- ADAM10 is expressed in human podocytes and found in urinary vesicles of patients with glomerular kidney diseases (2010)
- Background: The importance of the Notch signaling in the development of glomerular diseases has been recently described. Therefore we analyzed in podocytes the expression and activity of ADAM10, one important component of the Notch signaling complex. Methods: By Western blot, immunofluorescence and immunohistochemistry analysis we characterized the expression of ADAM10 in human podocytes, human urine and human renal tissue.
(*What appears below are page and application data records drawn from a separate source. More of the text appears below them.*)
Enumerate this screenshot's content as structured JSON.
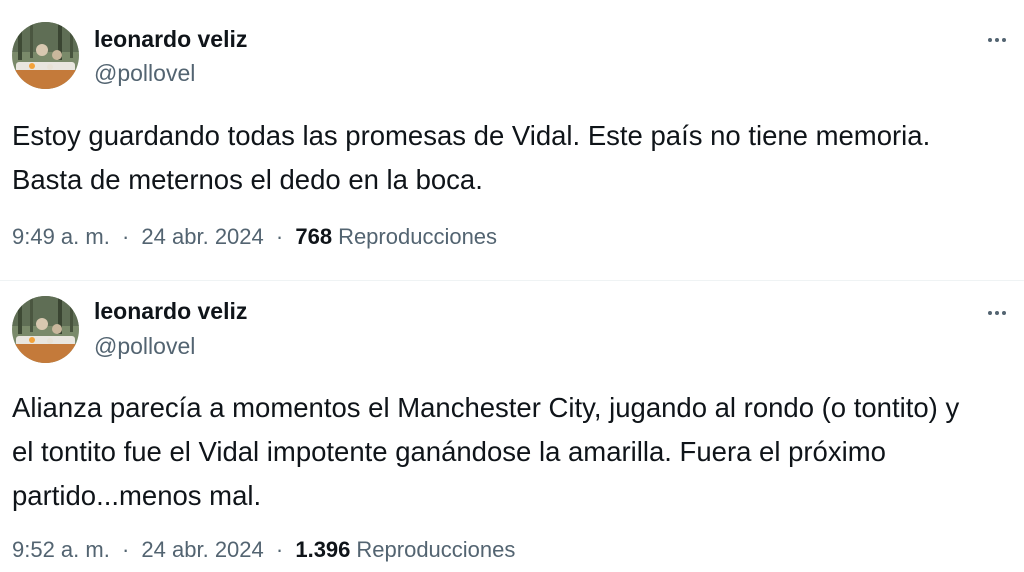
{
  "tweets": [
    {
      "author": {
        "display_name": "leonardo veliz",
        "handle": "@pollovel"
      },
      "text_lines": [
        "Estoy guardando todas las promesas de Vidal. Este país no tiene memoria.",
        "Basta de meternos el dedo en la boca."
      ],
      "time": "9:49 a. m.",
      "separator": "·",
      "date": "24 abr. 2024",
      "views_count": "768",
      "views_label": "Reproducciones",
      "more_icon": "more-horizontal-icon"
    },
    {
      "author": {
        "display_name": "leonardo veliz",
        "handle": "@pollovel"
      },
      "text_lines": [
        "Alianza parecía a momentos el Manchester City, jugando al rondo (o tontito) y",
        "el tontito fue el Vidal impotente ganándose la amarilla. Fuera el próximo",
        "partido...menos mal."
      ],
      "time": "9:52 a. m.",
      "separator": "·",
      "date": "24 abr. 2024",
      "views_count": "1.396",
      "views_label": "Reproducciones",
      "more_icon": "more-horizontal-icon"
    }
  ],
  "colors": {
    "primary_text": "#0f1419",
    "secondary_text": "#536471",
    "divider": "#eff3f4",
    "background": "#ffffff"
  }
}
Results: We present evidence, that differentiated human podocytes possessed increased amounts of mature ADAM10 and released elevated levels of L1 adhesion molecule, one well known substrate of ADAM10. By using specific siRNA and metalloproteinase inhibitors we demonstrate that ADAM10 is involved in the cleavage of L1 in human podocytes. Injury of podocytes enhanced the ADAM10 mediated cleavage of L1. In addition, we detected ADAM10 in urinary podocytes from patients with kidney diseases and in tissue sections of normal human kidney. Finally, we found elevated levels of ADAM10 in urinary vesicles of patients with glomerular kidney diseases. Conclusions: The activity of ADAM10 in human podocytes may play an important role in the development of glomerular kidney diseases.
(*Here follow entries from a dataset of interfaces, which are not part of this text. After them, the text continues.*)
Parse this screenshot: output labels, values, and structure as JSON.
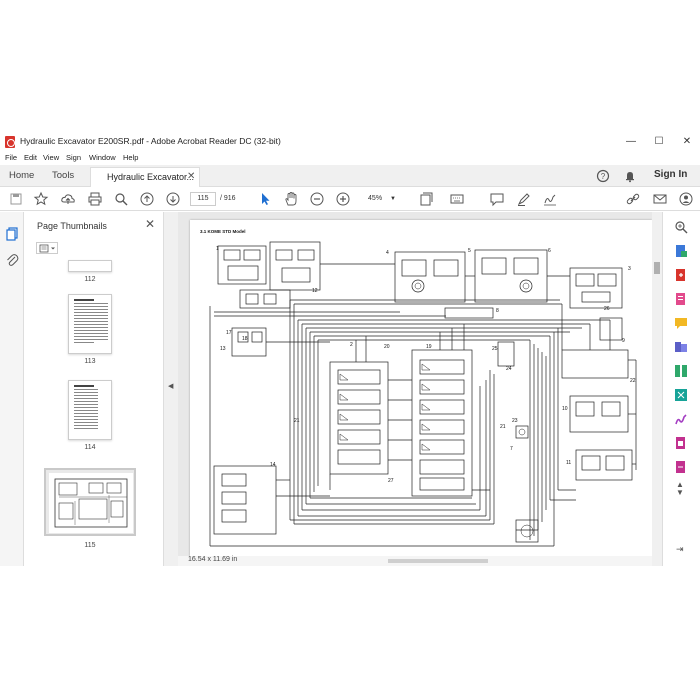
{
  "window": {
    "title": "Hydraulic Excavator E200SR.pdf - Adobe Acrobat Reader DC (32-bit)",
    "minimize": "—",
    "maximize": "☐",
    "close": "✕"
  },
  "menu": [
    "File",
    "Edit",
    "View",
    "Sign",
    "Window",
    "Help"
  ],
  "tabs": {
    "home": "Home",
    "tools": "Tools",
    "document": "Hydraulic Excavator...",
    "document_close": "✕",
    "sign_in": "Sign In"
  },
  "toolbar": {
    "current_page": "115",
    "total_pages": "/ 916",
    "zoom": "45%"
  },
  "thumbnails": {
    "title": "Page Thumbnails",
    "close": "✕",
    "items": [
      {
        "label": "112"
      },
      {
        "label": "113"
      },
      {
        "label": "114"
      },
      {
        "label": "115"
      }
    ]
  },
  "document": {
    "heading": "3.1 KOME STD Model",
    "page_size": "16.54 x 11.69 in",
    "callouts": [
      "1",
      "2",
      "3",
      "4",
      "5",
      "6",
      "7",
      "8",
      "9",
      "10",
      "11",
      "12",
      "13",
      "14",
      "15",
      "16",
      "17",
      "18",
      "19",
      "20",
      "21",
      "22",
      "23",
      "24",
      "25",
      "26",
      "27",
      "28"
    ]
  },
  "colors": {
    "accent_blue": "#1f6fd1",
    "brand_red": "#d8342c",
    "schematic_line": "#222222"
  }
}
- RNA-dependent association with myosin IIA promotes F-actin-guided trafficking of the ELAV-like protein HuR to polysomes (2013)
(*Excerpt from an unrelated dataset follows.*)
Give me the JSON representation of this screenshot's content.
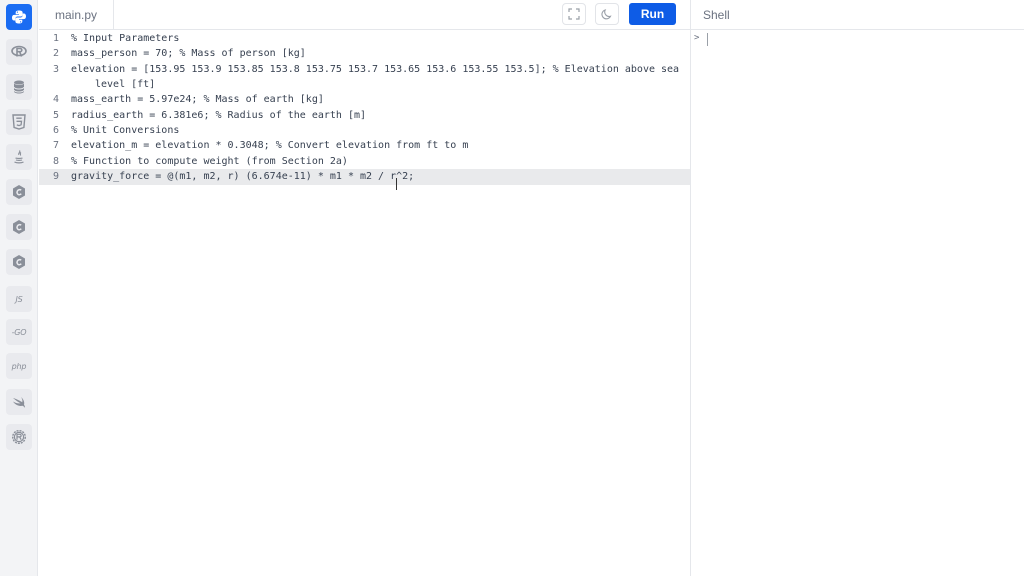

- The role of the mRNA-binding protein human antigen R (HuR) in stabilization and translation of AU-rich elements (ARE) containing mRNAs is well established. However, the trafficking of HuR and bound mRNA cargo, which comprises a fundamental requirement for the aforementioned HuR functions is only poorly understood. By administering different cytoskeletal inhibitors, we found that the protein kinase Cδ (PKCδ)-triggered accumulation of cytoplasmic HuR by Angiotensin II (AngII) is an actin-myosin driven process functionally relevant for stabilization of ARE-bearing mRNAs. Furthermore, we show that the AngII-induced recruitment of HuR and its bound mRNA from ribonucleoprotein particles to free and cytoskeleton bound polysomes strongly depended on an intact actomyosin cytoskeleton. In addition, HuR allocation to free and cytoskeletal bound polysomes is highly sensitive toward RNase and PPtase and structurally depends on serine 318 (S318) located within the C-terminal RNA recognition motif (RRM3). Conversely, the trafficking of the phosphomimetic HuRS318D, mimicking HuR phosphorylation at S318 by the PKCδ remained PPtase resistant. Co-immunoprecipitation experiments with truncated HuR proteins revealed that the stimulus-induced association of HuR with myosin IIA is strictly RNA dependent and mediated via the RRM3. Our data implicate a microfilament dependent transport of HuR, which is relevant for stimulus-induced targeting of ARE-bearing mRNAs from translational inactive ribonucleoprotein particles to polysomes.